Vail Daily letter: Supports wilderness
Vail, CO, Colorado
As a backcountry enthusiast, I support the Hidden Gems Wilderness proposal in Colorado. The program would add new wilderness to the White River National Forest. Having spent 47 years as a full-time resident in the Vail area, I’ve had the chance to enjoy many trips to our local national forests and wilderness areas. My trips centered on hiking, backpacking, hunting and fishing.
For the past two summers, I’ve worked as a summer volunteer wilderness ranger. I and other rangers have had hundreds of positive comments from hikers we meet. We’ve come in contact with people from all over the U.S. and many other countries. All can’t get over the beauty and quiet in the wilderness. Many guests to our beautiful area have said they wanted to explore more wilderness areas on future trips to Eagle County.
This is proof to me that wilderness serves as a haven from the pressure of our fast-paced industrial society. It’s a place where we can seek relief from the noise and speed of machines, confines of steel and concrete and crowds of people.
Even with more boots in the backcountry, we still occasionally enjoy daily treats.
About six weeks ago, while on a trip to climb Mount Powell, there were 14 mountain goats who followed us into camp.
Less than a week ago, while on ranger patrol, we saw a black bear and a cinnamon cub.
Yes, I know the bears are down in the Vail Valley. Maybe with enlarged wilderness and better citizen trash control, we can keep them in the backcountry.
A couple of years ago, while on a trip into the Holy Cross area, we saw a mountain lion we were sure was over 150 pounds.
Over 10 years ago while biking up Vail pass, we rounded a corner where I came upon a dead female mountain lion we suspect was hit by a car.
We all love seeing a variety of wildlife and know they need a quiet place to live, den and be protected.

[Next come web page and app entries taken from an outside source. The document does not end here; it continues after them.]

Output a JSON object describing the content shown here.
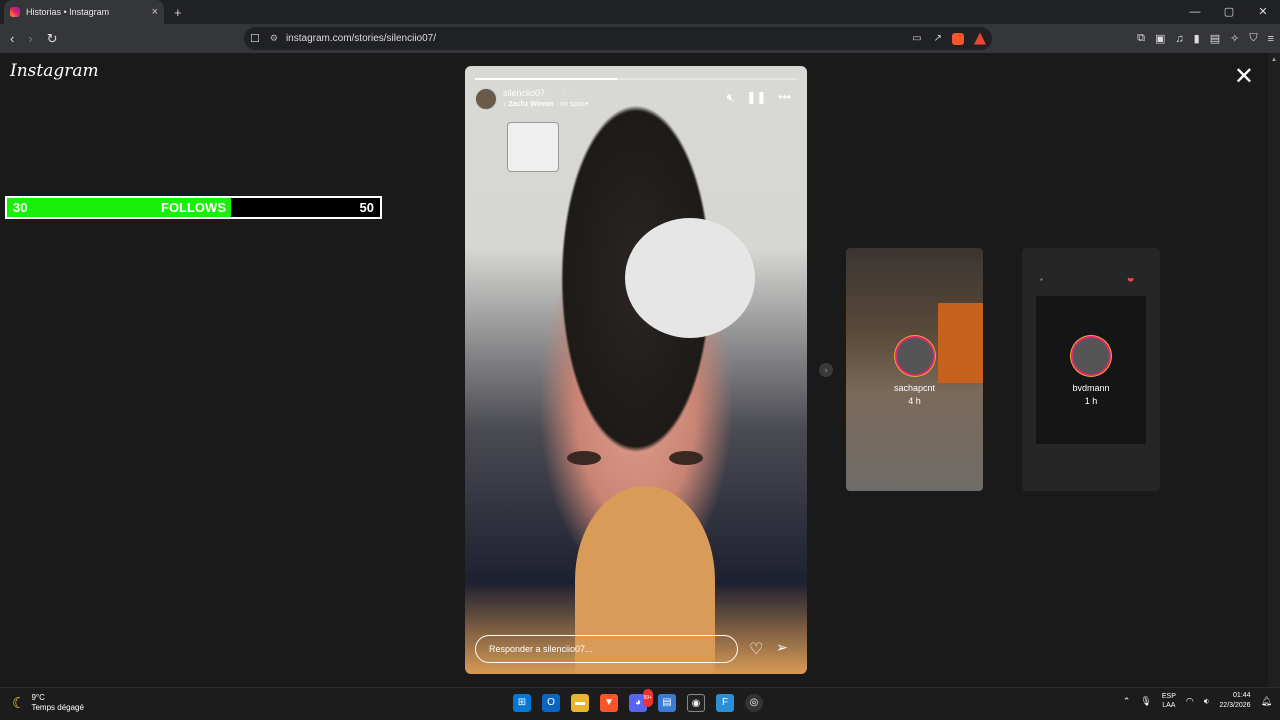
{
  "browser": {
    "tab_title": "Historias • Instagram",
    "tab_close": "×",
    "new_tab": "+",
    "window_controls": [
      "—",
      "▢",
      "✕"
    ],
    "url": "instagram.com/stories/silenciio07/",
    "nav_icons": [
      "back-icon",
      "forward-icon",
      "reload-icon"
    ]
  },
  "page": {
    "logo": "Instagram",
    "close": "✕"
  },
  "follows_bar": {
    "current": "30",
    "label": "FOLLOWS",
    "goal": "50",
    "progress_fraction": 0.6,
    "fill_color": "#18f00a"
  },
  "story": {
    "username": "silenciio07",
    "time": "2 h",
    "music_artist": "Zachz Winner",
    "music_song": "no space",
    "music_separator": " · ",
    "progress_fraction": 0.44,
    "reply_placeholder": "Responder a silenciio07..."
  },
  "previews": [
    {
      "username": "sachapcnt",
      "time": "4 h"
    },
    {
      "username": "bvdmann",
      "time": "1 h"
    }
  ],
  "taskbar": {
    "temperature": "9°C",
    "weather": "Temps dégagé",
    "lang1": "ESP",
    "lang2": "LAA",
    "time": "01:44",
    "date": "22/3/2026",
    "discord_badge": "99+"
  }
}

By enlarging wilderness, Mother Nature, the greatest of all architects, will continue to invite you, your children and grandchildren to a peaceful place we all need now and then. People need solitude as much as wildlife.
Remember, it’s impossible to build a wilderness but so easy to destroy. Our wildlife also needs contiguous migration routes, especially at mid-elevation.
Support wilderness enlargement now. A public area that’s quiet – that’s a unique treasure. This unique quiet treasure is changing rapidly.
Only a very small portion of the U.S. is designated as wilderness. Let’s set aside more of nature’s gift for future generations to enjoy.
Harald “Hemmie” Westbye